Tom Brackett, the Program Officer for Church Planting and Redevelopment for the Episcopal Church, keeps writing terrific posts on his blog Church Planting Central. And they keep resonating with what we're trying to do at Confirm not Conform.
Here's a quote from something he posted yesterday:
For a long time we've known that conformity is the obsession of religious institutions. It is the impulse behind creedal confessions and our present rites of initiation, as well as our “Holy Orders process.” Institutions lose their power (or so they believe) when they give it away. They have less authority if they make it too easy to join the ranks of the elite – the clerics and insiders that manage ritual practice.
He goes on to talk about how the formation of theology is "indigenous, that is, locally formed and tested in relationship." That sounds like Confirm not Conform to me!
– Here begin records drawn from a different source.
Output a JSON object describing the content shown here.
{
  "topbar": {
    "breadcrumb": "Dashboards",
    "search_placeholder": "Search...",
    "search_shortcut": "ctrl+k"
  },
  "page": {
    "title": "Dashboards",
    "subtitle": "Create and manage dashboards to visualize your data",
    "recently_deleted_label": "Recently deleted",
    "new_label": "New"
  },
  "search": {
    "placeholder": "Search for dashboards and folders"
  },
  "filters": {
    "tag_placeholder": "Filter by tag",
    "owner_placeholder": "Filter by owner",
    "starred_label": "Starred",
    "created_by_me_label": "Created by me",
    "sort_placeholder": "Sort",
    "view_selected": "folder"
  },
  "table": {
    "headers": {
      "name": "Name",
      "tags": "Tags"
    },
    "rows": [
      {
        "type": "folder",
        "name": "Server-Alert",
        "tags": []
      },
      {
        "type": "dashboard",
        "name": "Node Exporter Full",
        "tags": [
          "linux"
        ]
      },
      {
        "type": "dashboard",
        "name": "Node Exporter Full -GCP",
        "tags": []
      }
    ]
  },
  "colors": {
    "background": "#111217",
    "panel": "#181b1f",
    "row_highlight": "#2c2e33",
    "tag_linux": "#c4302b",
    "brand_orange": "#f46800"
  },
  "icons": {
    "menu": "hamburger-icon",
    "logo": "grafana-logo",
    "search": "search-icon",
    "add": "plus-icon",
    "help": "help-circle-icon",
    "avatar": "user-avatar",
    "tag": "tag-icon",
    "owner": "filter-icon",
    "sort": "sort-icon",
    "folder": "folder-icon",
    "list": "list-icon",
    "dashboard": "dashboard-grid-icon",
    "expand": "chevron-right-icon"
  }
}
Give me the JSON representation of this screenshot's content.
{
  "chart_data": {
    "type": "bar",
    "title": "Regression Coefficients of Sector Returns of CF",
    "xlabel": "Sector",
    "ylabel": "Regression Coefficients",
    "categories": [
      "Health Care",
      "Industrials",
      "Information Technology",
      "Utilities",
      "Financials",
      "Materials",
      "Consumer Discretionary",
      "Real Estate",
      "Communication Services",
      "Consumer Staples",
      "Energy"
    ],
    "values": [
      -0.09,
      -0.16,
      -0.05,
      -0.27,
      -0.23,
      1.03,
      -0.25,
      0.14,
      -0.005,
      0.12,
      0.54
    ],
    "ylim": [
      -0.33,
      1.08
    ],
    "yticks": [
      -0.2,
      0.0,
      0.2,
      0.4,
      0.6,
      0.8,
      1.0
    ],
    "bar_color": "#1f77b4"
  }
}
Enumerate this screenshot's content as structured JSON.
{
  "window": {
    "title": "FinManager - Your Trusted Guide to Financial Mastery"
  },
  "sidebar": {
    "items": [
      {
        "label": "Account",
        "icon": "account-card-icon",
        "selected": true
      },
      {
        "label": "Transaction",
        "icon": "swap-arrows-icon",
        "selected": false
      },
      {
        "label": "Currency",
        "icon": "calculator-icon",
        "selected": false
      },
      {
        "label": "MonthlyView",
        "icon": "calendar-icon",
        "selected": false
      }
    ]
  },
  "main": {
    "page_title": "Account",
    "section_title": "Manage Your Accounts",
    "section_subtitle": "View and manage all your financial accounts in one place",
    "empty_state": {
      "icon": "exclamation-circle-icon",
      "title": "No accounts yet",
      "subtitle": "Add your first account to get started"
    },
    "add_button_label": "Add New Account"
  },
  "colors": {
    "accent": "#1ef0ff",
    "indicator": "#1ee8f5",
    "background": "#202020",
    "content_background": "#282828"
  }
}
It's making me think that one of the things that we are doing with CnC is church planting from the inside. Here are these people who have come to our church--maybe not willingly, but here they are. What's the smart thing to do? Tell them, "If you don't believe the things we do and do it the way we've always done it, we don't want you here"? That's often the message we send, whether or not we intend to do so. "You're not old enough," "You need more training," or "You're not ready," are often actually code for "We won't let you do it until you can do it the right way, the way that we do it."
Instead, how can we show that we are not afraid that they won't do it right? That we trust that God works in people who can't vote or drive, who don't even have a high school diploma. Here are these people in our midst to whom we can say, "You are a part of this community; we value your opinions and your gifts. We trust that God speaks through you and we will do our best to honor that." If we could convey that in word and deed, imagine the church that will be planted. Come to think of it, imagine the church we could have right now.